The 29-year-old Californian had already missed out in the 100 backstroke, where she is the two-time defending Olympic champion, and the 100 butterfly. Coughlin was down to her last chance in the 100 free, needing a top-six finish in the eight-woman final to earn consideration for the 400 free relay team.
She got it.
Coughlin beat out Dana Vollmer by 17-hundreds of a second for the sixth and last spot.
”Yes, it’s a relief to make my third Olympic team, but going into this race I just wanted to be proud of myself afterwards,” she said. ”I went for it and I gave the best effort that I could.”
Jessica Hardy also found redemption on Saturday night with a surprising win in the same race that Coughlin was in. The Californian better known for her breaststroke beat out a loaded field in the 100 free to make the Olympic team four years after she had to sit home because of a positive drug test.

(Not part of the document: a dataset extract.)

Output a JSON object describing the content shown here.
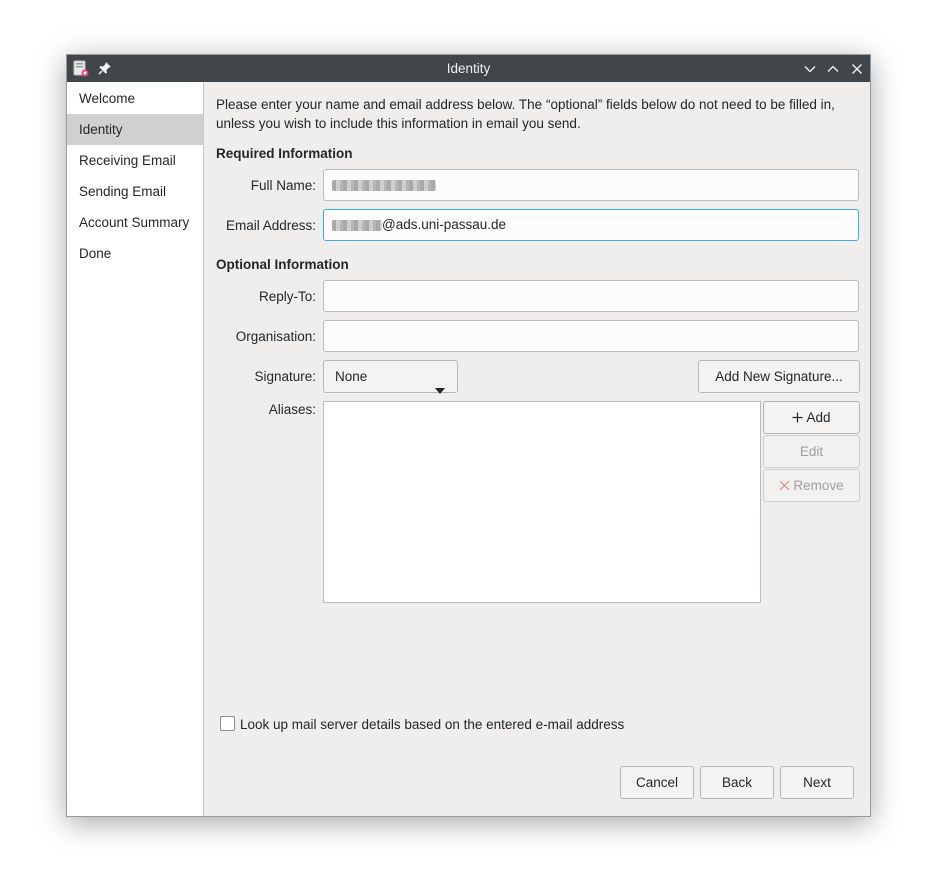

Hardy touched in 53.96 seconds, edging out teenager Missy Franklin, who was second, and Allison Schmitt, who took third.
”I’m on a different planet now, and I think that swim for me was 100 percent emotional,” said Hardy, who clapped her hand to her mouth in shock as she checked the scoreboard. ”It was heart the whole time. It wasn’t so much physical capacity, just staying calm and enjoying it. That’s what made the difference.”
While Hardy was in lane six, Coughlin swam in lane one on the far outside, where there’s less turbulent water. She went out fast, exploded off the first turn and then hung on with one thought in her mind over the last 25 meters.
”Get my hand to the freakin’ wall,” she said, smiling.
Coughlin’s results at the eight-day trials weren’t what she had been expecting, especially in her signature event. She was under world-record pace at the turn of the 100 back on Wednesday, but she couldn’t hold off Franklin and Rachel Bootsma. Coughlin finished third.
Coughlin was setting standards in the 100 back when many of her current rivals were age-group swimmers.
She was the first woman to win back-to-back titles in the same event in consecutive Olympics in 2004 and 2008, and the first woman to swim the event in under 1 minute.
”I got a little overzealous in training and didn’t focus on the recovery nearly as much,” she said. ”I swam a lot more this year than I ever have or at least in the past 10 years thinking that would be a really good thing, and for me apparently that wasn’t it. But it’s fine, I’m at peace with it.”
Coughlin has been remarkably consistent in the Olympics, winning a medal in all 11 of the finals in which she’s appeared since her first games in 2004, including three gold, four silver and four bronze. She won six medals four years ago in Beijing.
If the U.S. women medal in the 400 free relay in London, Coughlin would tie Jenny Thompson and Dara Torres as the most decorated female Olympians in U.S. history.
”That was a bit distracting,” she said of people constantly reminding her about the record. ”I would love to be on that podium once again.”
With only the relay on her schedule in London, the veteran captain of the U.S. women’s team anticipates more leadership duties.
”I’ll be there to support my teammates and the rest of team USA,” Coughlin said. ”That will be my bigger role this Olympics.”
Hardy was looking to rebound from her loss in the 100 breaststroke, an event that she and training partner Rebecca Soni were favored in.
”Going through the heartbreak of my 100 breast this week rekindled that emotion, what I went through in 2008, and for a 24-hour period I was pretty sad and upset,” she said about her year-long suspension that was proven to be triggered by a tainted nutritional supplement. ”I think it brought out a better swim in me.”
Franklin powered through another successful night, gaining her third individual event for London with her second-place finish in the 100 free. She is on track to swim seven events at her first Olympics, including all three relays. She swims the 200 backstroke final on Sunday, an event in which she is the world champion.
”The goal coming in was to make the team,” she said. ”I could have never dreamed of doing seven events and the fact it’s a possibility is unbelievable.”